With regard to the second prong of the inquiry, much of the evidence and testimony concerning appellee's adverse employment action is also relevant to the claim of racial discrimination in employment. We believe that the issues of non-hiring because of race and non-hiring in retaliation for filing the previous lawsuit, Sherpell I, are so intricately intertwined and involve the adducing of such similar testimony that the interests of judicial economy and the ends of justice suggest that they should have been tried together. Appellee cannot claim surprise at the retaliation claim because it was a party to the Equal Employment Opportunity Commission proceedings and the Humnoke Public Schools received a copy of the "Right to Sue" notice sent to appellant on the retaliation claim. Furthermore, appellant's retaliation claim could also have been brought pursuant to 42 U.S.C. § 1981, which does not have the jurisdictional prerequisite of Title VII. The district court did not address the issue of whether the retaliation claim would also be time-barred if filed pursuant to 42 U.S.C. § 1981. Since fact finding is the basic responsibility of the district courts, this critical issue should not be initially decided on appeal. See Pullman-Standard v. Swint, 456 U.S. 273, 291-92, 102 S. Ct. 1781, 1791-92, 72 L. Ed. 2d 66 (1982); DeMarco v. U.S., 415 U.S. 449, 450, 94 S. Ct. 1185, 1185, 39 L. Ed. 2d 501 (1974).
We believe that the plaintiff's failure to plead in specific detail the retaliation charge is not fatal when viewed in the totality of the circumstances. First, the matter was known to all parties throughout the course of the litigation. Second, it was discussed, argued, and inquired into during discovery. Third, one of the "Right to Sue" letters from the EEOC pertained particularly to the retaliation allegation. Lastly, the intertwining factual continuity makes it impossible to view the "warp" without viewing the "woof." These factors, when viewed from the perspective of the ruling by Judge Howard, clearly indicate the need for the trial court to consider with particularity the total picture of the retaliation claim.
In any event, the jurisdictional prerequisites of Title VII, like a statute of limitations, are subject to equitable tolling. See Zipes, et al. v. Trans World Airlines, Inc., 455 U.S. 385, 393, 102 S. Ct. 1127, 1132, 71 L. Ed. 2d 234 (1982). In this case, appellee knew of the retaliation claim; much of the same evidence for the claim of racial discrimination is also applicable to the claim of retaliation and the prejudice to the appellee would have been minimal. Consequently, appellant should have been allowed to proceed on her claim of retaliation. We therefore reverse and remand to the district court with instructions to proceed in accordance with this opinion as to the claim of retaliation only.

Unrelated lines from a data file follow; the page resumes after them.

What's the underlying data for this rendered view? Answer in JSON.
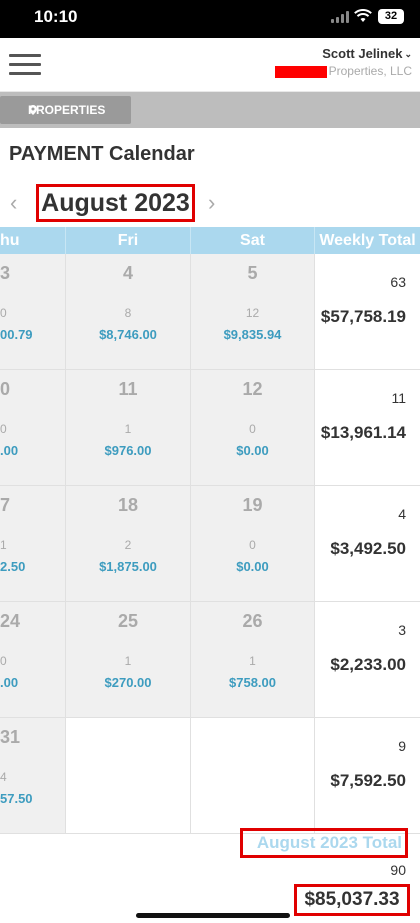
{
  "status_bar": {
    "time": "10:10",
    "battery": "32"
  },
  "header": {
    "user_name": "Scott Jelinek",
    "company_suffix": "Properties, LLC"
  },
  "properties_button": {
    "label": "PROPERTIES"
  },
  "page_title": "PAYMENT Calendar",
  "month_nav": {
    "label": "August 2023",
    "prev": "‹",
    "next": "›"
  },
  "columns": [
    "hu",
    "Fri",
    "Sat",
    "Weekly Total"
  ],
  "weeks": [
    {
      "days": [
        {
          "day": "3",
          "count": "0",
          "amount": "00.79"
        },
        {
          "day": "4",
          "count": "8",
          "amount": "$8,746.00"
        },
        {
          "day": "5",
          "count": "12",
          "amount": "$9,835.94"
        }
      ],
      "weekly_count": "63",
      "weekly_amount": "$57,758.19"
    },
    {
      "days": [
        {
          "day": "0",
          "count": "0",
          "amount": ".00"
        },
        {
          "day": "11",
          "count": "1",
          "amount": "$976.00"
        },
        {
          "day": "12",
          "count": "0",
          "amount": "$0.00"
        }
      ],
      "weekly_count": "11",
      "weekly_amount": "$13,961.14"
    },
    {
      "days": [
        {
          "day": "7",
          "count": "1",
          "amount": "2.50"
        },
        {
          "day": "18",
          "count": "2",
          "amount": "$1,875.00"
        },
        {
          "day": "19",
          "count": "0",
          "amount": "$0.00"
        }
      ],
      "weekly_count": "4",
      "weekly_amount": "$3,492.50"
    },
    {
      "days": [
        {
          "day": "24",
          "count": "0",
          "amount": ".00"
        },
        {
          "day": "25",
          "count": "1",
          "amount": "$270.00"
        },
        {
          "day": "26",
          "count": "1",
          "amount": "$758.00"
        }
      ],
      "weekly_count": "3",
      "weekly_amount": "$2,233.00"
    },
    {
      "days": [
        {
          "day": "31",
          "count": "4",
          "amount": "57.50"
        }
      ],
      "weekly_count": "9",
      "weekly_amount": "$7,592.50"
    }
  ],
  "month_total": {
    "label": "August 2023 Total",
    "count": "90",
    "amount": "$85,037.33"
  },
  "colors": {
    "header_blue": "#abd8ee",
    "amount_blue": "#3d9cbf",
    "highlight_red": "#e00000",
    "redaction_red": "#ff0000"
  }
}
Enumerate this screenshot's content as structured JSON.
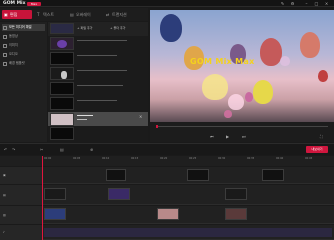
{
  "app": {
    "logo": "GOM Mix",
    "badge": "Max"
  },
  "tabs": [
    {
      "label": "편집",
      "icon": "edit-icon"
    },
    {
      "label": "텍스트",
      "icon": "text-icon"
    },
    {
      "label": "오버레이",
      "icon": "overlay-icon"
    },
    {
      "label": "트랜지션",
      "icon": "transition-icon"
    }
  ],
  "left_panel": {
    "items": [
      "모든 미디어 파일",
      "동영상",
      "이미지",
      "오디오",
      "배경 템플릿"
    ]
  },
  "media_list": {
    "toolbar": [
      "파일 추가",
      "폴더 추가"
    ],
    "selected_index": 5
  },
  "preview": {
    "watermark": "GOM Mix Max"
  },
  "timeline": {
    "export_label": "내보내기",
    "ruler_labels": [
      "00:00",
      "00:05",
      "00:10",
      "00:15",
      "00:20",
      "00:25",
      "00:30",
      "00:35",
      "00:40",
      "00:45"
    ]
  },
  "colors": {
    "accent": "#d0163e",
    "panel": "#1b1b1b",
    "watermark": "#f4d21c"
  }
}
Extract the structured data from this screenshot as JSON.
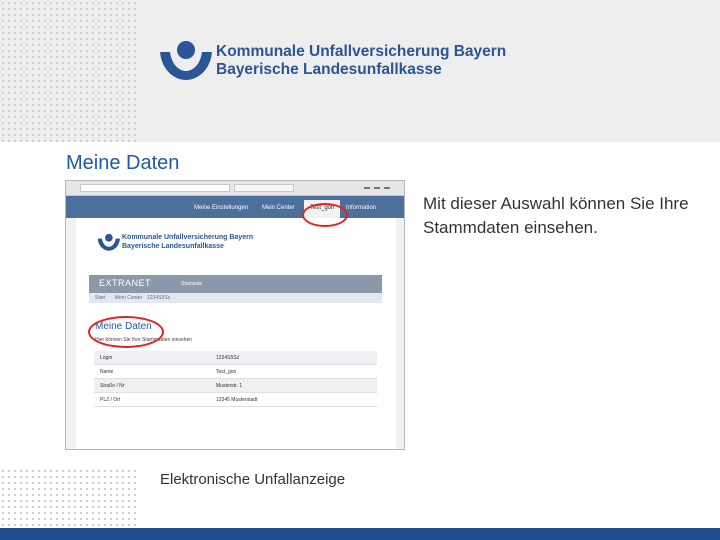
{
  "header": {
    "logo_line1": "Kommunale Unfallversicherung Bayern",
    "logo_line2": "Bayerische Landesunfallkasse"
  },
  "slide": {
    "title": "Meine Daten",
    "description": "Mit dieser Auswahl können Sie Ihre Stammdaten einsehen.",
    "caption": "Elektronische Unfallanzeige"
  },
  "colors": {
    "brand_blue": "#2a5597",
    "title_blue": "#1f5aa6",
    "highlight_red": "#e02424",
    "footer_blue": "#1f4e8c"
  },
  "screenshot": {
    "nav": {
      "items": [
        "Meine Einstellungen",
        "Mein Center",
        "Test_gon",
        "Information"
      ],
      "active_index": 2
    },
    "logo_line1": "Kommunale Unfallversicherung Bayern",
    "logo_line2": "Bayerische Landesunfallkasse",
    "banner_title": "EXTRANET",
    "banner_link": "Startseite",
    "breadcrumbs": [
      "Start",
      "Mein Center",
      "1234S5Sz"
    ],
    "page_title": "Meine Daten",
    "subtitle": "Hier können Sie Ihre Stammdaten einsehen",
    "rows": [
      {
        "label": "Login",
        "value": "1234S5Sz"
      },
      {
        "label": "Name",
        "value": "Test_gon"
      },
      {
        "label": "Straße / Nr",
        "value": "Musterstr. 1"
      },
      {
        "label": "PLZ / Ort",
        "value": "12345 Musterstadt"
      }
    ]
  }
}
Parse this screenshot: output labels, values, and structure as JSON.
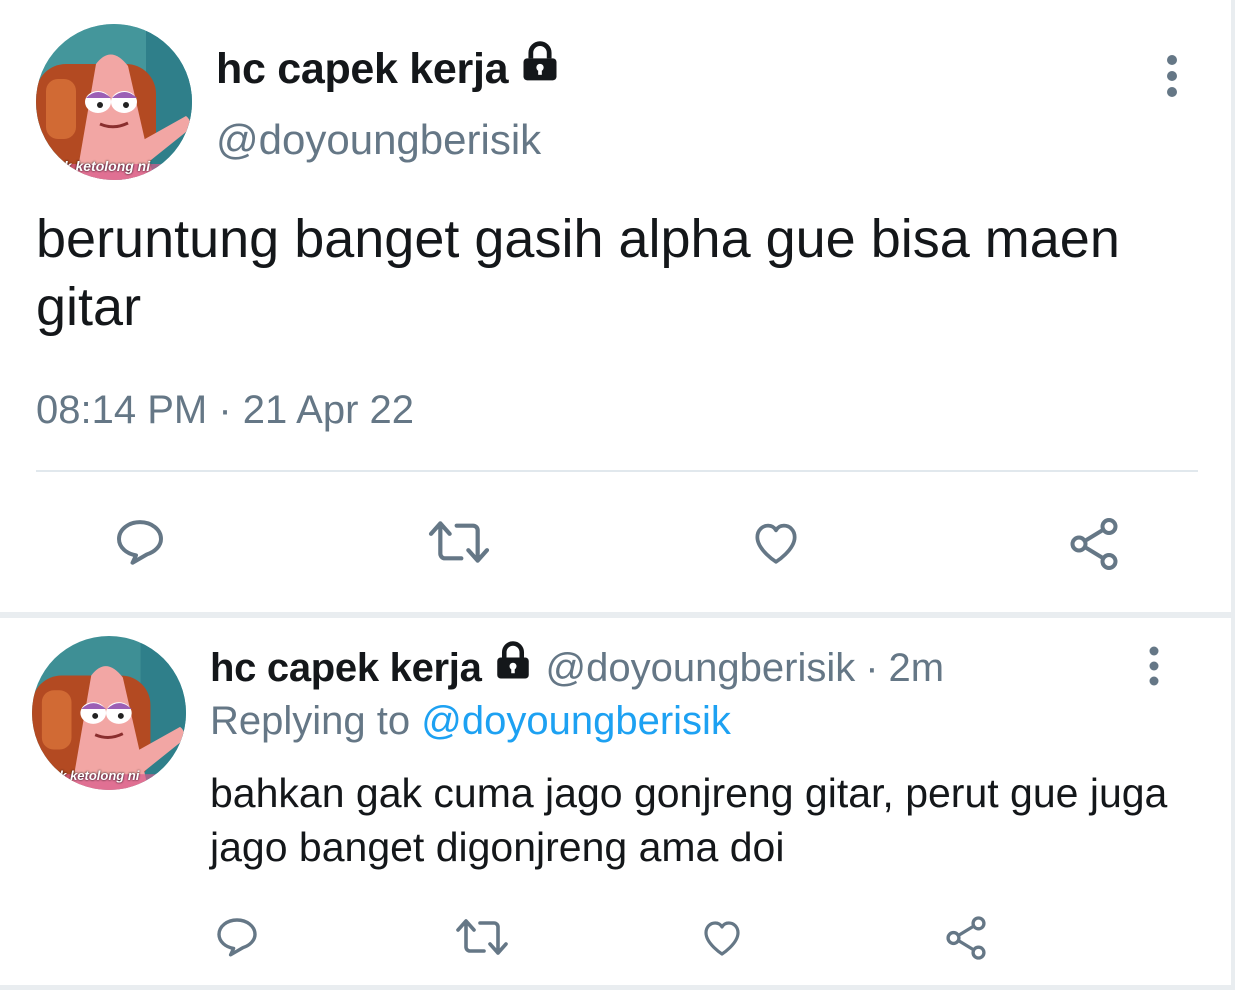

The Honorable Clyde S. Cahill, United States District Judge for the Eastern District of Missouri, sitting by designation